- TASK INPUTS:

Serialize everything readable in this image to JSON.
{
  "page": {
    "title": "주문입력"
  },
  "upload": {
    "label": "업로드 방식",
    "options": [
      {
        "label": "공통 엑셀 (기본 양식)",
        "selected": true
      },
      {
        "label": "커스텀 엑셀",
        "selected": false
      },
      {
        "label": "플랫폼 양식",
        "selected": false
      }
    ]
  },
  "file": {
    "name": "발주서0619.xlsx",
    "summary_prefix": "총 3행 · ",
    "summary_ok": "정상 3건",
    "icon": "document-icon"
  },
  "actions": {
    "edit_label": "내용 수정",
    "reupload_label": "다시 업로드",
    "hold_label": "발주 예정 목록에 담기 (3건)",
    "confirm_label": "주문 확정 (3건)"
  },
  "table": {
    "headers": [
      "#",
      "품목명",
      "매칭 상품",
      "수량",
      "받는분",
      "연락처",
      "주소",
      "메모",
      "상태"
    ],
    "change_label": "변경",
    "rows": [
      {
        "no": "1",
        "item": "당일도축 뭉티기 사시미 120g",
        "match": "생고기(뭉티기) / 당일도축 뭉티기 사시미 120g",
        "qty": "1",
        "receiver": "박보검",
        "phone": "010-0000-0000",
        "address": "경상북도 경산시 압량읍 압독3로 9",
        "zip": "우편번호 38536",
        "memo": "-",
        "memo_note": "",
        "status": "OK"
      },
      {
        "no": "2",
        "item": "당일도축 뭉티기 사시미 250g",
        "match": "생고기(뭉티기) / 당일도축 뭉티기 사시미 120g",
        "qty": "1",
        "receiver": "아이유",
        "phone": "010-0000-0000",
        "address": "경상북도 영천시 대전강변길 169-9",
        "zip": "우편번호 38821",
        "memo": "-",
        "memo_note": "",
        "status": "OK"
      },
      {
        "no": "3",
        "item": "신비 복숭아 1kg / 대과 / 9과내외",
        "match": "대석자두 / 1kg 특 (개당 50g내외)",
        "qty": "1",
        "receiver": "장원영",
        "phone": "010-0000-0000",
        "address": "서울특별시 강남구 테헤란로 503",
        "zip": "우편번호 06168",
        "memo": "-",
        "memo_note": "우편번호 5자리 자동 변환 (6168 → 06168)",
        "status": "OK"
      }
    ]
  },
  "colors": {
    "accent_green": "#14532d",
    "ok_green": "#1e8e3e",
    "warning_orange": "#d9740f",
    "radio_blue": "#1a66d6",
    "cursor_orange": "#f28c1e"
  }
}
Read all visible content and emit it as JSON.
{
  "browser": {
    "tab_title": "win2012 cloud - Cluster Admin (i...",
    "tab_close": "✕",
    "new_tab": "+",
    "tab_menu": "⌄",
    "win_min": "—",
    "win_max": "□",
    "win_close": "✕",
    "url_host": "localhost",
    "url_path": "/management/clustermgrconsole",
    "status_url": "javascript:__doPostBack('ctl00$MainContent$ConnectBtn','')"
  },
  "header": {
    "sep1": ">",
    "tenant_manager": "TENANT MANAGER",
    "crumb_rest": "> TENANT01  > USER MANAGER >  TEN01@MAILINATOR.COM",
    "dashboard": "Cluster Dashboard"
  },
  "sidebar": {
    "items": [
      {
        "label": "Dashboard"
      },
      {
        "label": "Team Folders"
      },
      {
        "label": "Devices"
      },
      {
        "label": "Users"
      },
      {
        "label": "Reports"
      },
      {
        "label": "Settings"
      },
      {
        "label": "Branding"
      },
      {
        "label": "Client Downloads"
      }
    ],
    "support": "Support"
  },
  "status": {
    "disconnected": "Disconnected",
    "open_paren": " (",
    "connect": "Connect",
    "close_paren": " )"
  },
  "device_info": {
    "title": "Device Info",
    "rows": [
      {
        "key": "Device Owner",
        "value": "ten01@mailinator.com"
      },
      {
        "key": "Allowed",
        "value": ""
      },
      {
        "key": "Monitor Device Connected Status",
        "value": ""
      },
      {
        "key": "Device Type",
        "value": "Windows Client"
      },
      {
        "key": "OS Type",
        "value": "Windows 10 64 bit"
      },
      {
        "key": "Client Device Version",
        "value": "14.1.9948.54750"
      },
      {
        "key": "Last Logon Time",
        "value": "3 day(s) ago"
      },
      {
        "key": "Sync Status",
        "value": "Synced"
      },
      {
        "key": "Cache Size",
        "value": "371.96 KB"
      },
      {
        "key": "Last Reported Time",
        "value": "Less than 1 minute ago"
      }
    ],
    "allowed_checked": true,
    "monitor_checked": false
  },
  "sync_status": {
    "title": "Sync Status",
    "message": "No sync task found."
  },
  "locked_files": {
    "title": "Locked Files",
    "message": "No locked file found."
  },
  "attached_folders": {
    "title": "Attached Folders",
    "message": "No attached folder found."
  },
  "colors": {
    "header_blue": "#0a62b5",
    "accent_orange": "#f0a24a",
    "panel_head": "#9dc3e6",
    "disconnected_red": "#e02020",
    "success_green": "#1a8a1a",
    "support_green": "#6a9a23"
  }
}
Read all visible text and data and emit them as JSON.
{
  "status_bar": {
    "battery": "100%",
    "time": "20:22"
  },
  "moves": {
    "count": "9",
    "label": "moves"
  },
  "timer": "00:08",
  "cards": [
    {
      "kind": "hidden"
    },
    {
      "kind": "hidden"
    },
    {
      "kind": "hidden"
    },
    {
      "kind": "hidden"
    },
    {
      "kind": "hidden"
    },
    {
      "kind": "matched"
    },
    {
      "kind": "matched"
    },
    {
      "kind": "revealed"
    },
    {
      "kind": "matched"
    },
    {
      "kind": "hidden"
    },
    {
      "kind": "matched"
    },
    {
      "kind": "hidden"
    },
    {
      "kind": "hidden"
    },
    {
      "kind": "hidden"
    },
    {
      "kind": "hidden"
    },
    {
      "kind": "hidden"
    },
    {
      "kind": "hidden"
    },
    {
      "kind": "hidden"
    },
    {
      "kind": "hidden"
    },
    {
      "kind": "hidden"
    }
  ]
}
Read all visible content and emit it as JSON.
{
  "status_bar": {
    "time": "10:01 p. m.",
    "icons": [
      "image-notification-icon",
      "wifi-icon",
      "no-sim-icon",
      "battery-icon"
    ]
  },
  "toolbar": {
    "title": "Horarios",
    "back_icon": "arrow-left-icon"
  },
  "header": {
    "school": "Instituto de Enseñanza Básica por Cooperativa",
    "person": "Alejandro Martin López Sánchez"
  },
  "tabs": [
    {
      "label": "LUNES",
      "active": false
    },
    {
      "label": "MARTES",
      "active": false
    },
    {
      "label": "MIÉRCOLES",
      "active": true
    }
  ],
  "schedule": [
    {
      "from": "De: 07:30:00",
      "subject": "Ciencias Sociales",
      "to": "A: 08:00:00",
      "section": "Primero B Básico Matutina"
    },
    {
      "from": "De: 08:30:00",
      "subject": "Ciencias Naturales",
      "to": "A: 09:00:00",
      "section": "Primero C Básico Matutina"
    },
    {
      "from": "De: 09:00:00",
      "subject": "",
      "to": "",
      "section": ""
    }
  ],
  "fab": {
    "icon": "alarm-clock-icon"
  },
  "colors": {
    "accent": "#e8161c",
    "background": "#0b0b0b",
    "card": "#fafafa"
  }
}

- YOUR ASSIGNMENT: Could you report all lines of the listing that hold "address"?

- OUTPUT FOR THIS EXERCISE:
        "address": "경상북도 경산시 압량읍 압독3로 9",
        "address": "경상북도 영천시 대전강변길 169-9",
        "address": "서울특별시 강남구 테헤란로 503",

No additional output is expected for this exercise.